‘Uphill Battle Before Us’ for Prayer in Classrooms, Reagan Tells Alabamians
President Reagan, responding for the first time to this week’s Supreme Court ruling on public school prayer, said today, “We still have an uphill battle before us” to bring prayer to the classroom.
In remarks at a fund-raiser for Sen. Jeremiah Denton (R-Ala.), Reagan praised the senator’s efforts to pass the “Equal Access Act,” which Reagan said would “make sure that student religious groups have the same rights as other student groups.”
As for the high court’s ruling Tuesday, which stemmed from an Alabama case, Reagan said: “I know there has been a strong push here in Birmingham to help restore voluntary prayer in public schools. As this week’s Supreme Court decision shows, we still have an uphill battle before us.”
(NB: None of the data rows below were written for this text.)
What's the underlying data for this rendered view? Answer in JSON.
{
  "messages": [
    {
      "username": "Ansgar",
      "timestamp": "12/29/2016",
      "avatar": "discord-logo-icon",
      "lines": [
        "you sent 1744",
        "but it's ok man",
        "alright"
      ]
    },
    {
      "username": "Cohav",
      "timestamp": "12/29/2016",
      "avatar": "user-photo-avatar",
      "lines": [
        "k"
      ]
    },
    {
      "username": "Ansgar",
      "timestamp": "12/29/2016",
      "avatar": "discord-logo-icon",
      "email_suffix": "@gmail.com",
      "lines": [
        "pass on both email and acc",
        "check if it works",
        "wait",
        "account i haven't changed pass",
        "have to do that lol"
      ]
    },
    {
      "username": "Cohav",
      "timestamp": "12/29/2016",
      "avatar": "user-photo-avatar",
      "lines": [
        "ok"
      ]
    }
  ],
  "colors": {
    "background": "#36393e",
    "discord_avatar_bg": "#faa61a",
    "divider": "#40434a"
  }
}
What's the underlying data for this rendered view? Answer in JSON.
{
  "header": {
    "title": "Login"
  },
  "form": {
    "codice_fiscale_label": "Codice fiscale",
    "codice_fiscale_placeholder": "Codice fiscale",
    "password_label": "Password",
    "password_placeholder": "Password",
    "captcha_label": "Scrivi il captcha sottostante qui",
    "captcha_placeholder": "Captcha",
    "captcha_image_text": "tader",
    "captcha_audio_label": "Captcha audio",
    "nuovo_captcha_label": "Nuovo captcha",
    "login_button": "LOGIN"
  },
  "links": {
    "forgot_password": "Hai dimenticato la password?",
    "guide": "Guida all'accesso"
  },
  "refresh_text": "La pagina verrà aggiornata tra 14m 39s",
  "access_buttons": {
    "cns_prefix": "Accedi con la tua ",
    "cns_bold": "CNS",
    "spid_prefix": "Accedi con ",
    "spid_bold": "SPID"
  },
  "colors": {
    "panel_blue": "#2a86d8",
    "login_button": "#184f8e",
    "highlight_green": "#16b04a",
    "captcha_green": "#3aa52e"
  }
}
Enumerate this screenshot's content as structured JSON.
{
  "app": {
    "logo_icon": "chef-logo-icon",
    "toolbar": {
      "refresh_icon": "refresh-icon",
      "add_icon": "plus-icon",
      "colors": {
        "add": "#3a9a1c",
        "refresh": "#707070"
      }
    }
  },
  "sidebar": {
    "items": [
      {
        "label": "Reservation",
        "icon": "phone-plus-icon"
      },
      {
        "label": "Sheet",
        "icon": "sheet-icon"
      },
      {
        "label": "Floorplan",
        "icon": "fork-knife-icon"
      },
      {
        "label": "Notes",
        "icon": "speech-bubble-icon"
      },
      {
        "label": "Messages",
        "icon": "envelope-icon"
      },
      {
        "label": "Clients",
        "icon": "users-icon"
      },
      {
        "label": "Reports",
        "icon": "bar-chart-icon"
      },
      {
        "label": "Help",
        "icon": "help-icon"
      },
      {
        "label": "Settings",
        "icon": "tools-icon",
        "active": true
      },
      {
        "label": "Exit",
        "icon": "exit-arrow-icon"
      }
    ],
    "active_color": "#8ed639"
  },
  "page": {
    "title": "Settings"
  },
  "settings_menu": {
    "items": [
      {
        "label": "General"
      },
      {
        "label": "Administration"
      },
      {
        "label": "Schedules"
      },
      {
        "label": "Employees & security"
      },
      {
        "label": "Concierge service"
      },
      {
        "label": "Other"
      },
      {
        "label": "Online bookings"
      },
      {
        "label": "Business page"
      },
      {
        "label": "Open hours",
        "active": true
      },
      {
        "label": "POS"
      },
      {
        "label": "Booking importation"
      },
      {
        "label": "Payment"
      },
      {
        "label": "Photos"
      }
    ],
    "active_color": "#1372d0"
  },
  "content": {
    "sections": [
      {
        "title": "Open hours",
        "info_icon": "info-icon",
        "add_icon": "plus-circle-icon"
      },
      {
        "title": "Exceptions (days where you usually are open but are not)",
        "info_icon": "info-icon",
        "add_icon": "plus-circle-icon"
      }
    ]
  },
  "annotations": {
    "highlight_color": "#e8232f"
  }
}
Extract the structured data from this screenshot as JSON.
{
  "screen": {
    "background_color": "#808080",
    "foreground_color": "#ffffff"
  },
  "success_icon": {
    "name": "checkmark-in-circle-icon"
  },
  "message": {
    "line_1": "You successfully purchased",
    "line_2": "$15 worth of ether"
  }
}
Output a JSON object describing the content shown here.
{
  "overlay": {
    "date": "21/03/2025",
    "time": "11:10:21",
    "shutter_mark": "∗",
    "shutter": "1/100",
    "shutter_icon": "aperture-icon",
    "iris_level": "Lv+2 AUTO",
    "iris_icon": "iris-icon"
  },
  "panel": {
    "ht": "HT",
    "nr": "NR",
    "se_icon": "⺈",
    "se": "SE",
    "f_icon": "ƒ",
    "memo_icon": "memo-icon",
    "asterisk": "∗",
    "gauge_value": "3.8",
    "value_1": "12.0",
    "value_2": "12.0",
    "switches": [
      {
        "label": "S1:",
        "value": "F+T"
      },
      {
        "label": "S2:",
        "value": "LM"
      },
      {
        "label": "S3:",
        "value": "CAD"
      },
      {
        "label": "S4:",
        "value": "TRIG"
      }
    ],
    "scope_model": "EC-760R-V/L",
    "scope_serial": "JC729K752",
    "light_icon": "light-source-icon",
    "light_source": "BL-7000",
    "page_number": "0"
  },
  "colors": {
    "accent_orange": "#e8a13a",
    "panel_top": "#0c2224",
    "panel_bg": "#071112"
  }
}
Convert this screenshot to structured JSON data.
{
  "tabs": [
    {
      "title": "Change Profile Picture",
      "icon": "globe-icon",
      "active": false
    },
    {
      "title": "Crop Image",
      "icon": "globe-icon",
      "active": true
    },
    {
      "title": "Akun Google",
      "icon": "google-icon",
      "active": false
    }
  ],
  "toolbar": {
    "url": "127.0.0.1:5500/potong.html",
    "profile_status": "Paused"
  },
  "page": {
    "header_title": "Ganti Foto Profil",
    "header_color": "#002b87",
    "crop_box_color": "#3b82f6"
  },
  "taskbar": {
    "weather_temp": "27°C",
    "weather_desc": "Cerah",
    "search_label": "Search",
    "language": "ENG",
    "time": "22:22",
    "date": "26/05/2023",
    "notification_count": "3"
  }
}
The court ruling in a case from Mobile forbids daily moments of silence if students are told they may pray during that time. The 6-3 decision strongly reaffirmed the court’s 1962 ban on organized prayer in the public schools.
High School Audience
Earlier, Reagan pitched his tax plan to a sweltering high school audience in Atlanta, telling his listeners that if the present system were a movie, it would be “Revenge of the Nerds” or “Take the Money and Run.”
If it were a record, it would be the Rolling Stones’ “Gimme Shelter.” If it were a television show, it would be “Foul-Ups, Bleeps and Blunders.” Or, perhaps, “Gimme a Break.”
And if the Internal Revenue Service had a theme song, he said, it would be the rock group Police’s “Every Breath You Take,” which tells the listener:
“Every breath you take, every move you make, I’ll be watching you.”
His audience applauded the comparisons.
‘To Take Less Money’
More to the point, Reagan told the audience at Northside High School that teens who have held part-time jobs realize “what Uncle Sam is taking out” of their paychecks.
“We want the part of your check that shows federal withholding to have fewer digits on it. And we want the part that shows your salary to have more digits on it. We’re trying to take less money from you and less from your parents,” Reagan told the students.
As many in the gymnasium wiped sweat from their brows, Reagan joked that he had the power as the nation’s commander-in-chief to prescribe the uniform of the day. With that, he doffed his suit jacket. Others followed suit.
The gym was so warm before Reagan spoke that the Air Force used a portable air conditioner in an attempt to bring the temperature down.